NEW YORK (AP) - Stocks tumbled again on Wall Street Friday, leading a worldwide rout, as investors lost even more confidence in the ability of U.S. banks to right themselves.
Investors again pummeled the shares of financial bellwethers Citigroup Inc. and Bank of America Corp., sending them down 21 percent and 18 percent respectively in early afternoon trading.
Poor earnings reports from Lowe's Cos., a major home improvement
retailer, and department store chain J.C. Penney Co. gave the latest stark indicator of trouble in the broader economy.
The Dow Jones industrials fell 128.39, or 1.72 percent, to 7,337.56. On Thursday, the Dow fell to its lowest level since Oct. 9, 2002, the depths of the last bear market.
The Standard & Poor's 500 index tumbled 13.32, or 1.71 percent, to 765.62, while the Nasdaq composite index fell 8.39, or 0.58 percent, to 1,434.43.
The sell-off followed steep drops in other major markets in Europe and Asia. Germany's DAX and France's CAC-40 each fell more than 4 percent, and Tokyo's Nikkei fell 1.9 percent and the Hang Seng in Hong Kong fell 2.5 percent.

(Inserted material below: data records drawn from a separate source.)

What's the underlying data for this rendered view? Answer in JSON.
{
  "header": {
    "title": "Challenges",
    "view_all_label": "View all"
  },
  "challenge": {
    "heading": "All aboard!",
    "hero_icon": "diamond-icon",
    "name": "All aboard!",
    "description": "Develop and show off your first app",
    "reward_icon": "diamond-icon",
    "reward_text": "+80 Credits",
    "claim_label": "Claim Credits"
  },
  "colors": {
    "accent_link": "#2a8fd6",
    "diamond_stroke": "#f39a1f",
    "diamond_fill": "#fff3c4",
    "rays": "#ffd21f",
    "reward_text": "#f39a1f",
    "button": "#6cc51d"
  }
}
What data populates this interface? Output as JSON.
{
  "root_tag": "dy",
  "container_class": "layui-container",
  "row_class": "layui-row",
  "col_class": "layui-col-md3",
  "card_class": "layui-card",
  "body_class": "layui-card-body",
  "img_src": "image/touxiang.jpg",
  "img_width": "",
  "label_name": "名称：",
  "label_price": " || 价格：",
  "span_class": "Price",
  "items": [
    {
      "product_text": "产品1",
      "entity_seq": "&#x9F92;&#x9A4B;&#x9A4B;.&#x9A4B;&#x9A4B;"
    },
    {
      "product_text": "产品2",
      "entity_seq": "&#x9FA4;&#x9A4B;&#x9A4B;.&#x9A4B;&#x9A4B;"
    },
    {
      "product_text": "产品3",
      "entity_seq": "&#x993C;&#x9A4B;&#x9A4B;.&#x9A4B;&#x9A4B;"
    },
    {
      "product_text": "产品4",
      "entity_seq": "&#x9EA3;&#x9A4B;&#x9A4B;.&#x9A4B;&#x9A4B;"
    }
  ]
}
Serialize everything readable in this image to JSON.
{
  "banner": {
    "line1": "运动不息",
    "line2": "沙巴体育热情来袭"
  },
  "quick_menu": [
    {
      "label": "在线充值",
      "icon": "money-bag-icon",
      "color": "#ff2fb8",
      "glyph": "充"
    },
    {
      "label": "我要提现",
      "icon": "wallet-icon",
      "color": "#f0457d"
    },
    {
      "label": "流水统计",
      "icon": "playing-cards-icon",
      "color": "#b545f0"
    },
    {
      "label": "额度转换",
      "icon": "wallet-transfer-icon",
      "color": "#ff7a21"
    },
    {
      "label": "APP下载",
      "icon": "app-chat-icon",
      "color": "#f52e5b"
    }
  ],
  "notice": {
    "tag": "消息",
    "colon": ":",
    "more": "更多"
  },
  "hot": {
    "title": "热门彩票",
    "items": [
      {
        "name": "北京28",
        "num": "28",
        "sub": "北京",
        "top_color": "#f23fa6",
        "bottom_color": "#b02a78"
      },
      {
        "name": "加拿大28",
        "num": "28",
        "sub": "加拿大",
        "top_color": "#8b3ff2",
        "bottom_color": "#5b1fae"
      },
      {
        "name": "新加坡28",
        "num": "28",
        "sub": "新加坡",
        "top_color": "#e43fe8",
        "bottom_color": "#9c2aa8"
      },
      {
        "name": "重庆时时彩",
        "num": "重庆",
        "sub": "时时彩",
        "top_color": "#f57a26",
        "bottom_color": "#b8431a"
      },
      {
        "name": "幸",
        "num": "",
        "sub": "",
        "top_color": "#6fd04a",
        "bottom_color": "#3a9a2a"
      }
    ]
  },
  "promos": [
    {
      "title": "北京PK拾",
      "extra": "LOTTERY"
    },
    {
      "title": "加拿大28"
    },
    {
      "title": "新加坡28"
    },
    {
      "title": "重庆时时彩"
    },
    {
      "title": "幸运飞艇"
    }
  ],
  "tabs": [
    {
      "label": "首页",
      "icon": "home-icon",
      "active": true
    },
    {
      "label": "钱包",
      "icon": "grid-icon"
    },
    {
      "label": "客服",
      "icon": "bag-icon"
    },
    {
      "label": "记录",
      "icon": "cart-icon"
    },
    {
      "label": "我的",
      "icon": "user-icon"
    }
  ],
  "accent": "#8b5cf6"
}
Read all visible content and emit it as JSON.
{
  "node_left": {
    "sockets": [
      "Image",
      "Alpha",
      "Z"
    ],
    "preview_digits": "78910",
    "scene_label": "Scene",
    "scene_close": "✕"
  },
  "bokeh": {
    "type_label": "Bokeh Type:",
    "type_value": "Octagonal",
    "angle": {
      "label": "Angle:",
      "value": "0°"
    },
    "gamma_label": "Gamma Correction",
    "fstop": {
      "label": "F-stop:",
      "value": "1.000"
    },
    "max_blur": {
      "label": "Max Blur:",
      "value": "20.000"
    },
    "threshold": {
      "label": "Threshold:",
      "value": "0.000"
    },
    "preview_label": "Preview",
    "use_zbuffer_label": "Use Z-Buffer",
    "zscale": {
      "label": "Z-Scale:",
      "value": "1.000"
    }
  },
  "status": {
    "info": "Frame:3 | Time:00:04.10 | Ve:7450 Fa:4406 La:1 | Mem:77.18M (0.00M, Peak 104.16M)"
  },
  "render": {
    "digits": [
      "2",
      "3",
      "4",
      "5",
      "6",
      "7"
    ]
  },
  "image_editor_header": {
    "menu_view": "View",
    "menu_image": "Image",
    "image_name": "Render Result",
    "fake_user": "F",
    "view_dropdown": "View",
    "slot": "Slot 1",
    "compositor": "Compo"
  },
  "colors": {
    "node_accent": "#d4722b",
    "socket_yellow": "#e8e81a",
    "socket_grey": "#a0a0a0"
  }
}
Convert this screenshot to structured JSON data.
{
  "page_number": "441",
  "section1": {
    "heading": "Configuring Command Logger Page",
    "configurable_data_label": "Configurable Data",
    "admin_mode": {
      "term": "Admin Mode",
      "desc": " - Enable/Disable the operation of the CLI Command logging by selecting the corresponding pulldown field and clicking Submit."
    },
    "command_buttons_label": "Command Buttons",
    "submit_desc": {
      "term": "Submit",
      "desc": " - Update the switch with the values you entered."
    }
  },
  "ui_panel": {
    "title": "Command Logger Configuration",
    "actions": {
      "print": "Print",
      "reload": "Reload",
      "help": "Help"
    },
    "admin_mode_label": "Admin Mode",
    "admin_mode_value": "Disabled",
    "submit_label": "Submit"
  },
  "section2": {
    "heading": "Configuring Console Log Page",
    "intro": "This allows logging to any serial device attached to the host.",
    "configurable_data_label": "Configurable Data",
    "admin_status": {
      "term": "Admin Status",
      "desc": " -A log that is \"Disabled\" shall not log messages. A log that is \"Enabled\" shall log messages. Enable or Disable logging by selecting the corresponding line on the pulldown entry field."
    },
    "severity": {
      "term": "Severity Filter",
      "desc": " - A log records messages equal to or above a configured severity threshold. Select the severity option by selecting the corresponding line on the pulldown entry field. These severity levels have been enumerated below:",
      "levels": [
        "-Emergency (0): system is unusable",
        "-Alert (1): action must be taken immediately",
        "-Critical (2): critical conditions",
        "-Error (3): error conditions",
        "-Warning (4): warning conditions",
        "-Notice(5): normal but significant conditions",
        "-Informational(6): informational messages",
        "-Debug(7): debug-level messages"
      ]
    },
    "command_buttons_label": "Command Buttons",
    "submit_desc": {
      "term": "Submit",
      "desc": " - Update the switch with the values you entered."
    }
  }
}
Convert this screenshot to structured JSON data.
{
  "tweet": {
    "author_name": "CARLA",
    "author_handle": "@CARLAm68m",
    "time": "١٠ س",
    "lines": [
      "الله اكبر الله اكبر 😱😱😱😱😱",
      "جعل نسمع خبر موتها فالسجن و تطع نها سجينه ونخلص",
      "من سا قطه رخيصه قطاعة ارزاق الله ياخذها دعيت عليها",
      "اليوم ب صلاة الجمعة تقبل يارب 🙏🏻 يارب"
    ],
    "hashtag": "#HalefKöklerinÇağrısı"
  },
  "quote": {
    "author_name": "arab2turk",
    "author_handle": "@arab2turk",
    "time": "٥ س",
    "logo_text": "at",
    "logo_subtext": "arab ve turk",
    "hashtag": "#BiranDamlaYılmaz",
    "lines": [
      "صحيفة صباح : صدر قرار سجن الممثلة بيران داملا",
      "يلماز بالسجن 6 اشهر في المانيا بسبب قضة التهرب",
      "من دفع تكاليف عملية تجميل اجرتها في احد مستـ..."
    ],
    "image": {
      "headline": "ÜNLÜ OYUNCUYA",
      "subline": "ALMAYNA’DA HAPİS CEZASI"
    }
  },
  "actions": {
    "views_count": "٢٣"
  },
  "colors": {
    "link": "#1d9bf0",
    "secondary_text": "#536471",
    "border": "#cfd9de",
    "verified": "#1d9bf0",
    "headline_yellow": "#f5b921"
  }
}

Stocks have fallen steadily over the past two weeks as investors lost confidence in multiple Obama administration programs aimed at bolstering the economy. Just this week the government finalized two
major initiatives, a massive fiscal stimulus package and a relief plan for homeowners.
"There's perceived disappointment from the lack of clarity from the Treasury (Department) for what it will do with the financial sector," said Wasif Latif, portfolio manager at USAA Investment Management Co. "That's hitting financials regularly."
Both Citi and Bank of America, which also got hammered on Thursday, have been among the hardest hit by the ongoing turmoil in the industry and received multiple multibillion investments from the government.
Citi shares tumbled 53 cents to $1.98 while Bank of America, which touched a 25-year low earlier in the day, sank 68 cents to $3.25.
As investors dropped out of stocks, safer instruments like Treasury debt and gold rose. The price of the benchmark 10-year Treasury note rose sharply, sending its yield down to 2.72 percent from 2.86 percent. Gold jumped 3 percent to $1,005.60 per ounce.
A pair of poor earnings reports Friday only worsened sentiment about the economy. Lowe's said fourth-quarter profit dropped 60 percent after customers cut back on spending and the company gave a full-year profit estimate that disappointed investors. Department store chain J.C. Penney said profits tumbled 51 percent.
"There's still a big fear factor syndrome," said Michael Strauss, chief economist and market strategist at Commonfund. "There is a focus on what is happening here and now instead of six months to nine months from now."
Declining issues outnumbered advancers by about nine to one on the New York Stock Exchange, where volume came to 803.59 million shares.
The Russell 2000 index of smaller companies declined 8.75, or 2.10 percent, to 407.96.
Other world indicators also fell. Britain's FTSE 100 declined 3.18 percent, Germany's DAX index tumbled 4.76 percent, and France's CAC-40 fell 4.25 percent.